With America’s Wars Over, Maybe Now The Media Can Reach Out To Veterans

As a Vietnam veteran who has witnessed the media cover two decades of conflict, including the departure from Afghanistan, Robert J. Bramell states that he would want to inform the media that their mandatory “thank you for your service to our nation” clichés make Americans ill. He also had some suggestions for ensuring that all veterans feel respected. From 1967 through 1971, he was a member of the Air Force Band of the West but never saw action. Even those who have never seen battle understand how critical their support was to the mission’s success. They have the utmost admiration for the “band of brothers” who risk their lives for others. Many of them came home with prosthetic arms and legs, homelessness, and substance abuse problems. Others returned in a coffin wrapped with a flag. As a band member, he observed the devastation caused by war. He played taps for a 19-year-old Vietnam veteran at the Fort Sam Houston Cemetery.

Robert J. Bramell states that he was assigned to Brooke Army Medical Center one Sunday afternoon to entertain troops suffering from severe battle burns. He witnessed troops express their gratitude by clapping their prosthetic arms and legs together. Without legs, one soldier clapped on his wheelchair with his remaining prosthetic arm. Following the departure of the injured, he saw several flag-draped caskets descend to a long line of black hearses.

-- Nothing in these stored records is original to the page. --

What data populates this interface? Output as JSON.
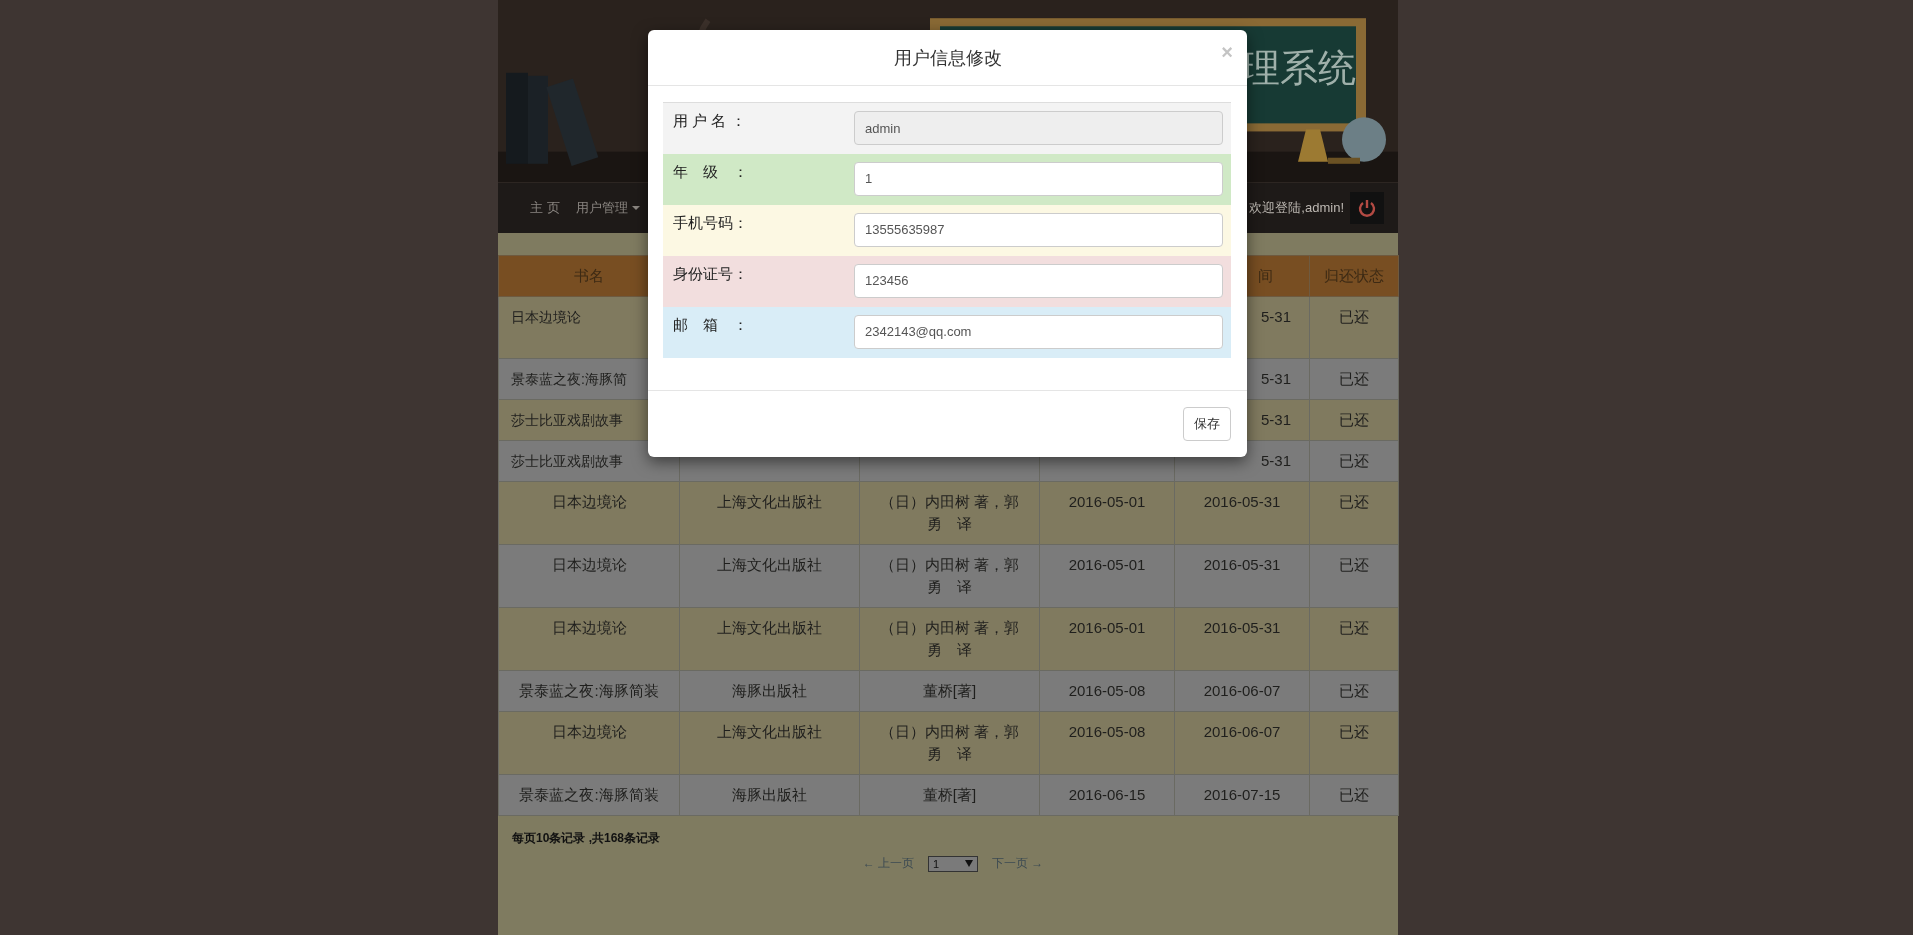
{
  "banner": {
    "kind": "picture",
    "title": "理系统"
  },
  "nav": {
    "items": [
      {
        "label": "主 页",
        "dropdown": false
      },
      {
        "label": "用户管理",
        "dropdown": true
      }
    ],
    "welcome": "欢迎登陆,admin!"
  },
  "table": {
    "header": {
      "title": "书名",
      "return_date": "间",
      "status": "归还状态"
    },
    "rows": [
      {
        "title": "日本边境论",
        "return_date": "5-31",
        "status": "已还"
      },
      {
        "title": "景泰蓝之夜:海豚简",
        "return_date": "5-31",
        "status": "已还"
      },
      {
        "title": "莎士比亚戏剧故事",
        "return_date": "5-31",
        "status": "已还"
      },
      {
        "title": "莎士比亚戏剧故事",
        "return_date": "5-31",
        "status": "已还"
      },
      {
        "title": "日本边境论",
        "publisher": "上海文化出版社",
        "author": "（日）内田树 著，郭勇　译",
        "borrow_date": "2016-05-01",
        "return_date": "2016-05-31",
        "status": "已还"
      },
      {
        "title": "日本边境论",
        "publisher": "上海文化出版社",
        "author": "（日）内田树 著，郭勇　译",
        "borrow_date": "2016-05-01",
        "return_date": "2016-05-31",
        "status": "已还"
      },
      {
        "title": "日本边境论",
        "publisher": "上海文化出版社",
        "author": "（日）内田树 著，郭勇　译",
        "borrow_date": "2016-05-01",
        "return_date": "2016-05-31",
        "status": "已还"
      },
      {
        "title": "景泰蓝之夜:海豚简装",
        "publisher": "海豚出版社",
        "author": "董桥[著]",
        "borrow_date": "2016-05-08",
        "return_date": "2016-06-07",
        "status": "已还"
      },
      {
        "title": "日本边境论",
        "publisher": "上海文化出版社",
        "author": "（日）内田树 著，郭勇　译",
        "borrow_date": "2016-05-08",
        "return_date": "2016-06-07",
        "status": "已还"
      },
      {
        "title": "景泰蓝之夜:海豚简装",
        "publisher": "海豚出版社",
        "author": "董桥[著]",
        "borrow_date": "2016-06-15",
        "return_date": "2016-07-15",
        "status": "已还"
      }
    ]
  },
  "summary": "每页10条记录 ,共168条记录",
  "pagination": {
    "prev": "← 上一页",
    "page": "1",
    "next": "下一页 →"
  },
  "modal": {
    "title": "用户信息修改",
    "close": "×",
    "fields": [
      {
        "label": "用 户 名 ：",
        "value": "admin",
        "disabled": true,
        "color": "#f3f3f3"
      },
      {
        "label": "年　级　：",
        "value": "1",
        "disabled": false,
        "color": "#d0e9c6"
      },
      {
        "label": "手机号码：",
        "value": "13555635987",
        "disabled": false,
        "color": "#fcf8e3"
      },
      {
        "label": "身份证号：",
        "value": "123456",
        "disabled": false,
        "color": "#f2dede"
      },
      {
        "label": "邮　箱　：",
        "value": "2342143@qq.com",
        "disabled": false,
        "color": "#d9edf7"
      }
    ],
    "save": "保存"
  }
}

Veterans’ sacrifices are deserving of more than a formulaic “thank you for your service.” Please consider the following before expressing gratitude for their service. Visit a Veterans Hospital or the Walter Reed Army Medical Center and interview with a veteran. Seeing and hearing their experiences demonstrates what war is truly like. Visit a Gold Star Mother to hear how she coped with her son’s death in Iraq. Discover how she remembers her son through America’s Mighty Warriors. Read his most recent letter to his mother, which demonstrates how amazing American warriors are.

In conclusion, conduct interviews with reporters who covered the dispute and numerous people were hurt or murdered. Hear how their lives were altered by “Band of Brothers.” Many veterans understand what they did and why they did it. They took the oath and carried out their responsibilities. After two decades of conflict and a humiliating withdrawal, the media should at the very least show some respect for American troops.